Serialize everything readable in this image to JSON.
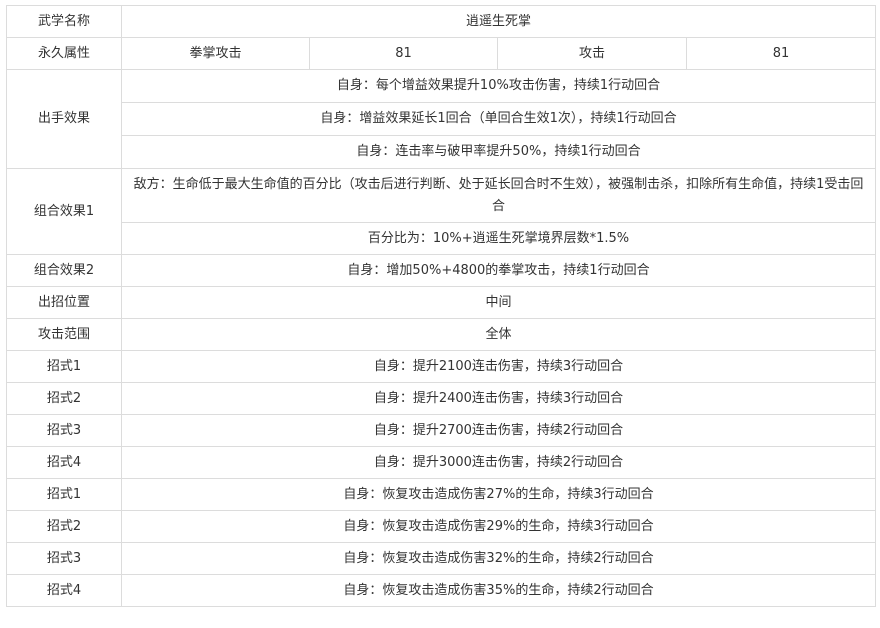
{
  "header": {
    "label": "武学名称",
    "value": "逍遥生死掌"
  },
  "permanent": {
    "label": "永久属性",
    "attr1_name": "拳掌攻击",
    "attr1_value": "81",
    "attr2_name": "攻击",
    "attr2_value": "81"
  },
  "attack_effect": {
    "label": "出手效果",
    "lines": [
      "自身：每个增益效果提升10%攻击伤害，持续1行动回合",
      "自身：增益效果延长1回合（单回合生效1次），持续1行动回合",
      "自身：连击率与破甲率提升50%，持续1行动回合"
    ]
  },
  "combo1": {
    "label": "组合效果1",
    "lines": [
      "敌方：生命低于最大生命值的百分比（攻击后进行判断、处于延长回合时不生效），被强制击杀，扣除所有生命值，持续1受击回合",
      "百分比为：10%+逍遥生死掌境界层数*1.5%"
    ]
  },
  "combo2": {
    "label": "组合效果2",
    "value": "自身：增加50%+4800的拳掌攻击，持续1行动回合"
  },
  "position": {
    "label": "出招位置",
    "value": "中间"
  },
  "range": {
    "label": "攻击范围",
    "value": "全体"
  },
  "moves": [
    {
      "label": "招式1",
      "value": "自身：提升2100连击伤害，持续3行动回合"
    },
    {
      "label": "招式2",
      "value": "自身：提升2400连击伤害，持续3行动回合"
    },
    {
      "label": "招式3",
      "value": "自身：提升2700连击伤害，持续2行动回合"
    },
    {
      "label": "招式4",
      "value": "自身：提升3000连击伤害，持续2行动回合"
    },
    {
      "label": "招式1",
      "value": "自身：恢复攻击造成伤害27%的生命，持续3行动回合"
    },
    {
      "label": "招式2",
      "value": "自身：恢复攻击造成伤害29%的生命，持续3行动回合"
    },
    {
      "label": "招式3",
      "value": "自身：恢复攻击造成伤害32%的生命，持续2行动回合"
    },
    {
      "label": "招式4",
      "value": "自身：恢复攻击造成伤害35%的生命，持续2行动回合"
    }
  ]
}
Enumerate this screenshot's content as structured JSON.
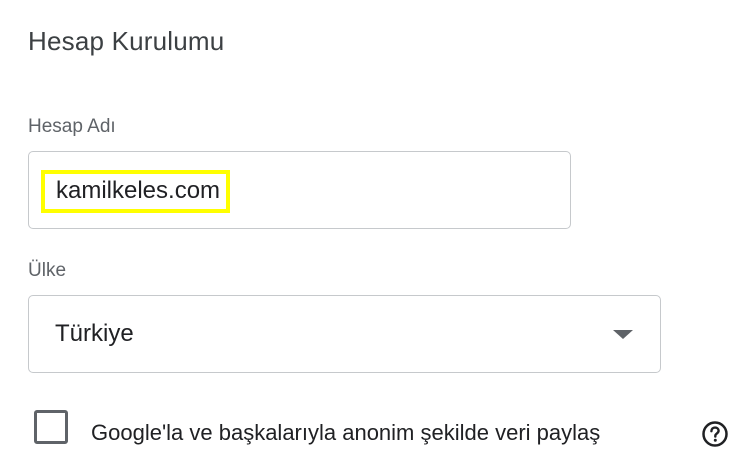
{
  "setup": {
    "title": "Hesap Kurulumu",
    "account_name_label": "Hesap Adı",
    "account_name_value": "kamilkeles.com",
    "country_label": "Ülke",
    "country_value": "Türkiye",
    "share_data_label": "Google'la ve başkalarıyla anonim şekilde veri paylaş",
    "share_data_checked": false
  },
  "icons": {
    "dropdown": "chevron-down-icon",
    "help": "help-circle-icon"
  },
  "colors": {
    "highlight": "#ffff00",
    "border": "#c6c9cc",
    "text": "#202124",
    "muted": "#5f6368"
  }
}
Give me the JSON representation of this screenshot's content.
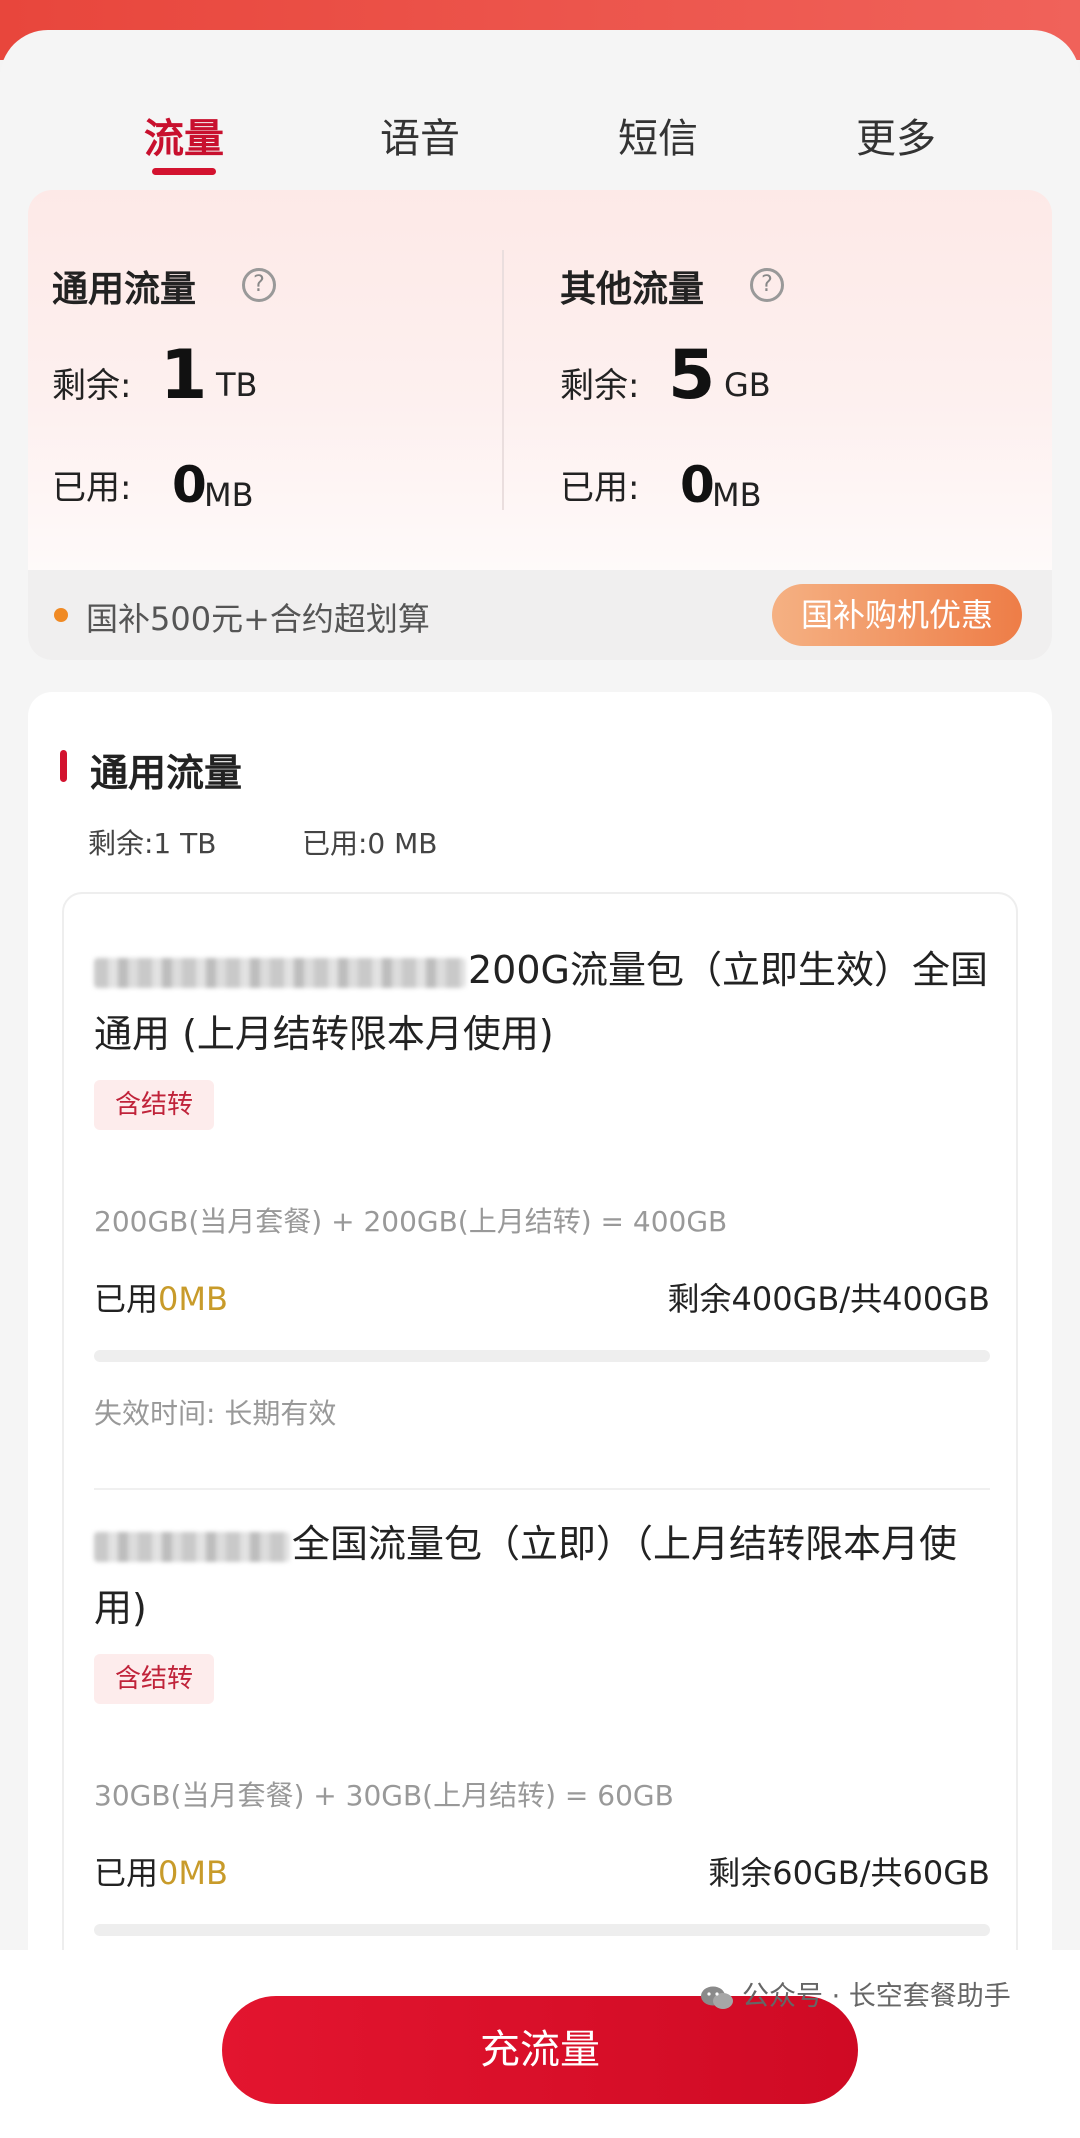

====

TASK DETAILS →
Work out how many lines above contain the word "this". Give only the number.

EXERCISE SOLUTION →
3